Collect all lines below with the string "data".

== == ==

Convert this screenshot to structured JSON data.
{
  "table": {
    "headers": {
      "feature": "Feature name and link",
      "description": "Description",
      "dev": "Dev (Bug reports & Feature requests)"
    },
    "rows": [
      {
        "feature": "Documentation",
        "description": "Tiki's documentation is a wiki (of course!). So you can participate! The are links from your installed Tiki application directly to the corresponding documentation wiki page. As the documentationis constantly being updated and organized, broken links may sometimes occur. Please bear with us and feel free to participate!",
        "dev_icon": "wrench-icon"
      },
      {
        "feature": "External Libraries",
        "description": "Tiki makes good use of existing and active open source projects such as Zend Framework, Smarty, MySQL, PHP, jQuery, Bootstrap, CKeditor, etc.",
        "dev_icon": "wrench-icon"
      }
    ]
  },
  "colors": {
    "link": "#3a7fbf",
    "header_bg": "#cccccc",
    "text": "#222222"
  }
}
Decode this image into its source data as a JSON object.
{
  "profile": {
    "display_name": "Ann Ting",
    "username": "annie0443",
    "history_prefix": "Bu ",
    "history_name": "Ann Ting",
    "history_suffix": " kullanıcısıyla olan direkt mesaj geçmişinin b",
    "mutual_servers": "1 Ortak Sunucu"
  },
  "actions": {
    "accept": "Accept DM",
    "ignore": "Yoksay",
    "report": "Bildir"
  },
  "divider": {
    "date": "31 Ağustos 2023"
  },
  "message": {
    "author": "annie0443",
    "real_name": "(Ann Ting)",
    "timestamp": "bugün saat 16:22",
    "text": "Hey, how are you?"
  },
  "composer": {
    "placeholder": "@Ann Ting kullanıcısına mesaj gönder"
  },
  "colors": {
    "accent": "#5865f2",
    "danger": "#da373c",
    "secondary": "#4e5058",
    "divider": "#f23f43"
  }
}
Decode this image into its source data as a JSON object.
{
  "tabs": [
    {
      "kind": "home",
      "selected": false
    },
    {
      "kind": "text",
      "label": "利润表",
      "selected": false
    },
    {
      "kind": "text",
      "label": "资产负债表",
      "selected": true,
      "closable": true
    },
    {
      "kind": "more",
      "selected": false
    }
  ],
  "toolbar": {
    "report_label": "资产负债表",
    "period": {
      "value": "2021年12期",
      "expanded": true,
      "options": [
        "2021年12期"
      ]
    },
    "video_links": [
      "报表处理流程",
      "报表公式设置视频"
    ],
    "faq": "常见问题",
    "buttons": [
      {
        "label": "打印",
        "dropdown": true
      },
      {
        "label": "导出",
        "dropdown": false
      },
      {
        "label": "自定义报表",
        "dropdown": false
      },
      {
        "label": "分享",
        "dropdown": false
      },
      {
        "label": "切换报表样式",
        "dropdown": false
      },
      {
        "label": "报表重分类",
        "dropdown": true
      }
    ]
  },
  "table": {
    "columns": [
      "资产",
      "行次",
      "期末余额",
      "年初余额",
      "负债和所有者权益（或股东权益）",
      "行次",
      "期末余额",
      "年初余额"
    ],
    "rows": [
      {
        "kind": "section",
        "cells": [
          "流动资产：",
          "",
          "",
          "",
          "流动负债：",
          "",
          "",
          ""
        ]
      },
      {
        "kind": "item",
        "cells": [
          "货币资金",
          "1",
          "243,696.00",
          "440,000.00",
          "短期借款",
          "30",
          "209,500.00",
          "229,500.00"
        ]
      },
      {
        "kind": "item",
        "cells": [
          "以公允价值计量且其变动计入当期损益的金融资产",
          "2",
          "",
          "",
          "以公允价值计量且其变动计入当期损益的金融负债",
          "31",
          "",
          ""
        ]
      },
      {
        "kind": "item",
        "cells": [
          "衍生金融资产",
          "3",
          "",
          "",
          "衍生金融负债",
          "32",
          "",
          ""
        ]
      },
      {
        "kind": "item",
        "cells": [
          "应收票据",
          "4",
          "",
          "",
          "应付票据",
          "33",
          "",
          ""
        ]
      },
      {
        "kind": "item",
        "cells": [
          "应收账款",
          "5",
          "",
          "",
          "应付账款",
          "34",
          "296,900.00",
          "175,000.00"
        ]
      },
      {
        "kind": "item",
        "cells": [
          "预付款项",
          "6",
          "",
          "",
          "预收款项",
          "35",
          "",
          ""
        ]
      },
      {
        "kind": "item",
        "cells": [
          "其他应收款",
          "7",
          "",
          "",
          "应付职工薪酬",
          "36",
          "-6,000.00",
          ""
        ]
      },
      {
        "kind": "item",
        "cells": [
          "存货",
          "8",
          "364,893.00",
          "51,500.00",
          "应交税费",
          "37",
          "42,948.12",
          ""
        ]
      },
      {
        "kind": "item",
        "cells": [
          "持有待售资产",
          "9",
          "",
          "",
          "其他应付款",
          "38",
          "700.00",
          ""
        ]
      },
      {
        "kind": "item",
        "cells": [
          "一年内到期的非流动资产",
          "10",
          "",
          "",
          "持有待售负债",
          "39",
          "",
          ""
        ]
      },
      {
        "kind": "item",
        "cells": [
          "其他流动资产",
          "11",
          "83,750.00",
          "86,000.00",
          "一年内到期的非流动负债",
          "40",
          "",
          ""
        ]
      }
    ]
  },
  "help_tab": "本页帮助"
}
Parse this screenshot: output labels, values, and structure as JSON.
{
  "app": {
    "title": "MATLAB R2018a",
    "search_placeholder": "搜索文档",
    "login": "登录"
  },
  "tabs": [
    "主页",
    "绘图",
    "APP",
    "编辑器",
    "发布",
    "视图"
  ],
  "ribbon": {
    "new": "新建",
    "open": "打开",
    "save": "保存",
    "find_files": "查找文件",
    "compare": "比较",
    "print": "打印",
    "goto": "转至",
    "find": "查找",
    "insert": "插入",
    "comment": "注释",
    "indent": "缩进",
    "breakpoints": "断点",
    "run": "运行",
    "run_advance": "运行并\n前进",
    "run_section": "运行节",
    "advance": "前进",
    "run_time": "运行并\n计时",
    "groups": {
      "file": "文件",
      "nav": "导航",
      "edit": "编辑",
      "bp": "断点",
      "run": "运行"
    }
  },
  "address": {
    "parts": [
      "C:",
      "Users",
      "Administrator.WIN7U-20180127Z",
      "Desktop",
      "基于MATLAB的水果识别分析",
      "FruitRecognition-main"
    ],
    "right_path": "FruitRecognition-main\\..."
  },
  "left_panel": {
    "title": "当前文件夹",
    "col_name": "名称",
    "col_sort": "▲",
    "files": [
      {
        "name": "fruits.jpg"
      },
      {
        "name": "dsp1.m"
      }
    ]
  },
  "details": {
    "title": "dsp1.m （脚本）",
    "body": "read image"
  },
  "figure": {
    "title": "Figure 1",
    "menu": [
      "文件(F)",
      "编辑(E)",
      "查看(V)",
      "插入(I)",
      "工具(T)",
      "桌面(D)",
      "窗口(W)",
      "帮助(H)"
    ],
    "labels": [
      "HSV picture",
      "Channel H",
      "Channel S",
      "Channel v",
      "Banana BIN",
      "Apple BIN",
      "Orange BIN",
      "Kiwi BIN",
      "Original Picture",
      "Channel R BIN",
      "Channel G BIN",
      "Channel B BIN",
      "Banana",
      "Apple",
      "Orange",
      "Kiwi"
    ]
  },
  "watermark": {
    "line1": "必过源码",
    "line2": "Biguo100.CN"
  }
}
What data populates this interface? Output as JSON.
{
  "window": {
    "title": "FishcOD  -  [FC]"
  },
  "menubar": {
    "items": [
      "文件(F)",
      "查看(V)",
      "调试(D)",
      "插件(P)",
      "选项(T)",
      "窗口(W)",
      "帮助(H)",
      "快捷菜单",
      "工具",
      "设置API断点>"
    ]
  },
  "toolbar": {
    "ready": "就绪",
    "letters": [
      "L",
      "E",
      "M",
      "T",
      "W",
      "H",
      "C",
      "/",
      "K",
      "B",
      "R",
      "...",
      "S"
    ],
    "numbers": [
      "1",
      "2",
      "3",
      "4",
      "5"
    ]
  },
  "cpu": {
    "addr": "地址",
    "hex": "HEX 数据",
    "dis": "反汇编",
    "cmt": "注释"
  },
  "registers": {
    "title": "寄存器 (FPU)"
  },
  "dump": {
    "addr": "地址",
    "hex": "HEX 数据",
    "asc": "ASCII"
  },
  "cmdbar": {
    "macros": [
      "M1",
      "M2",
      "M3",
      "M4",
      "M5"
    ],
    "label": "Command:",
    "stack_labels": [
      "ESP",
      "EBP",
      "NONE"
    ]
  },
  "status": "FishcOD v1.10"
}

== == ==

SOLUTION TO THIS TASK -
Convert this screenshot to structured JSON data.
Decode this image into its source data as a JSON object.
Decode this image into its source data as a JSON object.
What data populates this interface? Output as JSON.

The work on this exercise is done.